The attorneys general for two US states are warning that some people are misusing Apple AirTag trackers as a stalking tool.
Since AirTags were released last year, reports have surfaced that the tracking accessories have been slipped into pockets and purses of unwitting people to track their location without their consent. Using Apple’s tracker this way will be treated as a felony, New York Attorney General Letitia James said in a consumer alert Wednesday.
Both New York’s James and Pennsylvania Attorney General Josh Shapiro have offered tips to identify whether an AirTag has been placed on your person, as reported earlier by Tom’s Guide. AirTags are designed to beep when separated from devices they’re paired to, and iPhones and iPads should warn users when they detect that an unpaired AirTag is nearby.
State privacy laws and protections are still catching up to AirTags and other forms of electronic tracking. While New York and Pennsylvania officials have publicly denounced misusing the trackers to monitor people without their consent, other states have not done so yet. Despite an incident of an AirTag allegedly being used to track someone last fall in Akron, Ohio, the city’s police department is reportedly undecided on whether that would be considered stalking, according to a WKYC investigation.
AirTag owners tap into Apple’s Find My network of existing iPhones and devices in the wild to navigate toward the tracker accessory they’ve set up. Apple has acknowledged that its trackers could be misused and has tweaked the devices and Find My network to deter abuse.
To make it harder to use AirTags for nefarious purposes, Apple plans to update its accessories to warn users during setup that misusing them could be a criminal offense and to improve the sound alerts.

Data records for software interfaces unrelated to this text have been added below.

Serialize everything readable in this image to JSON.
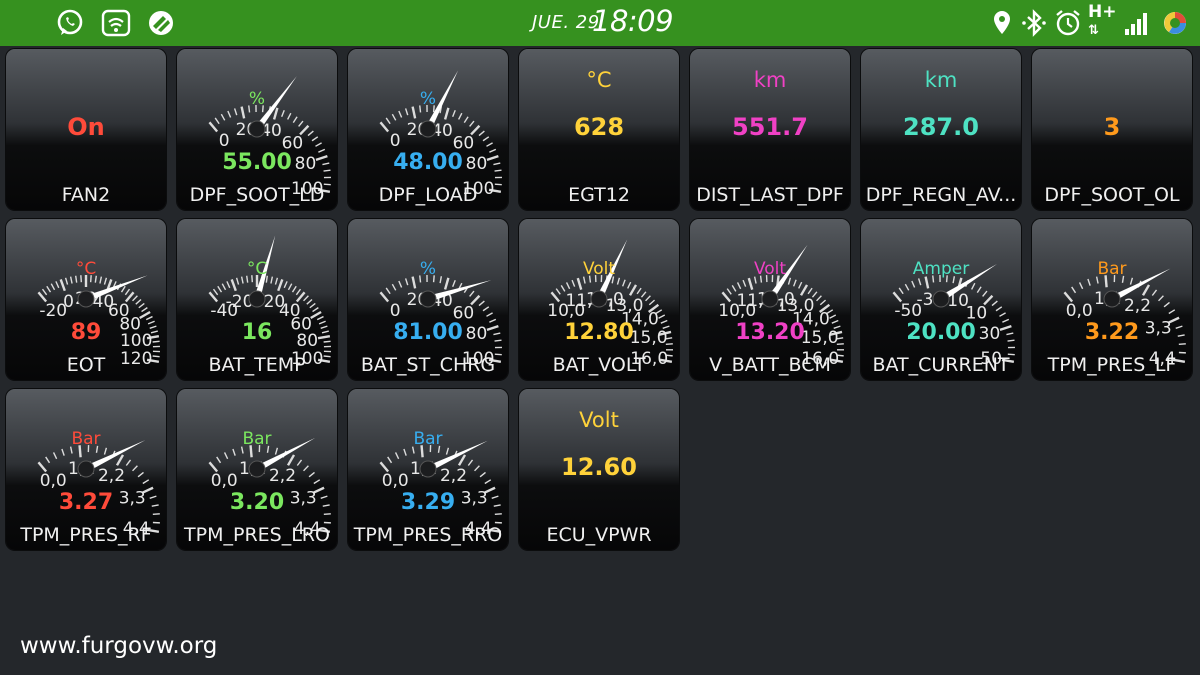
{
  "status_bar": {
    "date": "JUE. 29",
    "time": "18:09",
    "network": "H+",
    "left_icons": [
      "whatsapp-icon",
      "wifi-sync-icon",
      "app-logo-icon"
    ],
    "right_icons": [
      "location-icon",
      "bluetooth-icon",
      "alarm-icon",
      "network-type-icon",
      "signal-icon",
      "browser-icon"
    ]
  },
  "tiles": [
    {
      "kind": "digital",
      "name": "FAN2",
      "unit": "",
      "value": "On",
      "color": "#ff4b3a"
    },
    {
      "kind": "gauge",
      "name": "DPF_SOOT_LD",
      "unit": "%",
      "value": "55.00",
      "reading": 55,
      "min": 0,
      "max": 100,
      "ticks": [
        "0",
        "20",
        "40",
        "60",
        "80",
        "100"
      ],
      "color": "#7be75f"
    },
    {
      "kind": "gauge",
      "name": "DPF_LOAD",
      "unit": "%",
      "value": "48.00",
      "reading": 48,
      "min": 0,
      "max": 100,
      "ticks": [
        "0",
        "20",
        "40",
        "60",
        "80",
        "100"
      ],
      "color": "#37aef0"
    },
    {
      "kind": "digital",
      "name": "EGT12",
      "unit": "°C",
      "value": "628",
      "color": "#ffd23a"
    },
    {
      "kind": "digital",
      "name": "DIST_LAST_DPF",
      "unit": "km",
      "value": "551.7",
      "color": "#f041c5"
    },
    {
      "kind": "digital",
      "name": "DPF_REGN_AV...",
      "unit": "km",
      "value": "287.0",
      "color": "#4ee2c3"
    },
    {
      "kind": "digital",
      "name": "DPF_SOOT_OL",
      "unit": "",
      "value": "3",
      "color": "#ff9a1c"
    },
    {
      "kind": "gauge",
      "name": "EOT",
      "unit": "°C",
      "value": "89",
      "reading": 89,
      "min": -20,
      "max": 120,
      "ticks": [
        "-20",
        "0",
        "20",
        "40",
        "60",
        "80",
        "100",
        "120"
      ],
      "color": "#ff4b3a"
    },
    {
      "kind": "gauge",
      "name": "BAT_TEMP",
      "unit": "°C",
      "value": "16",
      "reading": 16,
      "min": -40,
      "max": 100,
      "ticks": [
        "-40",
        "-20",
        "0",
        "20",
        "40",
        "60",
        "80",
        "100"
      ],
      "color": "#7be75f"
    },
    {
      "kind": "gauge",
      "name": "BAT_ST_CHRG",
      "unit": "%",
      "value": "81.00",
      "reading": 81,
      "min": 0,
      "max": 100,
      "ticks": [
        "0",
        "20",
        "40",
        "60",
        "80",
        "100"
      ],
      "color": "#37aef0"
    },
    {
      "kind": "gauge",
      "name": "BAT_VOLT",
      "unit": "Volt",
      "value": "12.80",
      "reading": 12.8,
      "min": 10,
      "max": 16,
      "ticks": [
        "10,0",
        "11,0",
        "12,0",
        "13,0",
        "14,0",
        "15,0",
        "16,0"
      ],
      "color": "#ffd23a"
    },
    {
      "kind": "gauge",
      "name": "V_BATT_BCM",
      "unit": "Volt",
      "value": "13.20",
      "reading": 13.2,
      "min": 10,
      "max": 16,
      "ticks": [
        "10,0",
        "11,0",
        "12,0",
        "13,0",
        "14,0",
        "15,0",
        "16,0"
      ],
      "color": "#f041c5"
    },
    {
      "kind": "gauge",
      "name": "BAT_CURRENT",
      "unit": "Amper",
      "value": "20.00",
      "reading": 20,
      "min": -50,
      "max": 50,
      "ticks": [
        "-50",
        "-30",
        "-10",
        "10",
        "30",
        "50"
      ],
      "color": "#4ee2c3"
    },
    {
      "kind": "gauge",
      "name": "TPM_PRES_LF",
      "unit": "Bar",
      "value": "3.22",
      "reading": 3.22,
      "min": 0,
      "max": 4.4,
      "ticks": [
        "0,0",
        "1,1",
        "2,2",
        "3,3",
        "4,4"
      ],
      "color": "#ff9a1c"
    },
    {
      "kind": "gauge",
      "name": "TPM_PRES_RF",
      "unit": "Bar",
      "value": "3.27",
      "reading": 3.27,
      "min": 0,
      "max": 4.4,
      "ticks": [
        "0,0",
        "1,1",
        "2,2",
        "3,3",
        "4,4"
      ],
      "color": "#ff4b3a"
    },
    {
      "kind": "gauge",
      "name": "TPM_PRES_LRO",
      "unit": "Bar",
      "value": "3.20",
      "reading": 3.2,
      "min": 0,
      "max": 4.4,
      "ticks": [
        "0,0",
        "1,1",
        "2,2",
        "3,3",
        "4,4"
      ],
      "color": "#7be75f"
    },
    {
      "kind": "gauge",
      "name": "TPM_PRES_RRO",
      "unit": "Bar",
      "value": "3.29",
      "reading": 3.29,
      "min": 0,
      "max": 4.4,
      "ticks": [
        "0,0",
        "1,1",
        "2,2",
        "3,3",
        "4,4"
      ],
      "color": "#37aef0"
    },
    {
      "kind": "digital",
      "name": "ECU_VPWR",
      "unit": "Volt",
      "value": "12.60",
      "color": "#ffd23a"
    }
  ],
  "watermark": "www.furgovw.org"
}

Previously, the company shortened the time it informed nonowners of nearby AirTags and released an Android app to detect the trackers.